The publication provides data on the size and scope of global and domestic markets for edible seaweed and profiles factors that influence Maine’s capacity to participate competitively in the domestic market. The research indicates that Maine-farmed edible seaweed production will grow an average of 12%–15% annually over the next decade and is expected to more than double seaweed production by 2025. Growing and harvesting edible seaweed species of sugar kelp and alaria is a relatively low cost, easily implementable process that provides supplemental income for harvesters and leads to more product innovation.
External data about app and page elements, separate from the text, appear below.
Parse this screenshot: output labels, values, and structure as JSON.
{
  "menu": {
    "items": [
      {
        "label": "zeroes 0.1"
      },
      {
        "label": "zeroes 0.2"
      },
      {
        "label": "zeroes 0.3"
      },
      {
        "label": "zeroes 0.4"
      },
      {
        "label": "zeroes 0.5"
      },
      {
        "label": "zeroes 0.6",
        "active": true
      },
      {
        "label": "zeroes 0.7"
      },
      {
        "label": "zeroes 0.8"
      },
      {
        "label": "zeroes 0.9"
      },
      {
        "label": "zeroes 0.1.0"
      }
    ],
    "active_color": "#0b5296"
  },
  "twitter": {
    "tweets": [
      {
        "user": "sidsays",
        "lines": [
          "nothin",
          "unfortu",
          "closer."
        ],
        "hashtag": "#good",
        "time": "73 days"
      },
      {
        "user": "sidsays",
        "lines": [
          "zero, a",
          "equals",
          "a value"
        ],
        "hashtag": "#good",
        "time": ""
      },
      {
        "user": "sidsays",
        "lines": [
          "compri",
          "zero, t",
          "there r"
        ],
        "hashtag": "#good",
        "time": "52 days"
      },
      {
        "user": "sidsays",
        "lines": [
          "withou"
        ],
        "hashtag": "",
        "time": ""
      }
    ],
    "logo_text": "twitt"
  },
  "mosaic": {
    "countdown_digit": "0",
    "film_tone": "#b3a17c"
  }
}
Craig Olson, senior community development officer for small business and aquaculture at the Island Institute, says the objective is to help create greater economic diversity for Maine’s island and coastal communities and points to this study as a vital tool to help understand the potential of this burgeoning, clean, marine industry. “A greater understanding of the market at a local, regional, and international level enables more strategic investments in sea farming. The Island Institute assists farmers, processors, and distributors where modest investments can make large impacts for new business owners through on-the-water training and by providing access to financing through the Tom Glenn Community Impact Fund.”
The annual revenue potential for harvesters varies significantly depending on lease acreage and processing practices. For these harvesters, securing access to processing capabilities before initiating the growing process is critical to success. Peter Piconi leads the aquaculture program at the Island institute and supports new seaweed farmers starting businesses. He highlights the key findings in the report, “Continued growth in the industry is dependant upon the expansion of processing capacities, more value-added product development, distribution network expansion, and building consumer awareness. As the emerging U.S. edible seaweed market develops, participants are well-positioned to leverage Maine’s water quality and brand advantages to secure a major role in the U.S. marketplace.”
The study compiles extensive research by business analysts who conducted in-depth interviews with edible seaweed harvesters, processors, researchers, retailers, and industry experts in Maine, Alaska, New England, California, and the Pacific Northwest. This market report serves as baseline research for Maine’s growing seaweed aquaculture industry.
For further questions regarding the “Edible Seaweed Market Study,” or to request a copy, please contact Yvonne Thomas at firstname.lastname@example.org.
Download the report: Edible Seaweed Market Analysis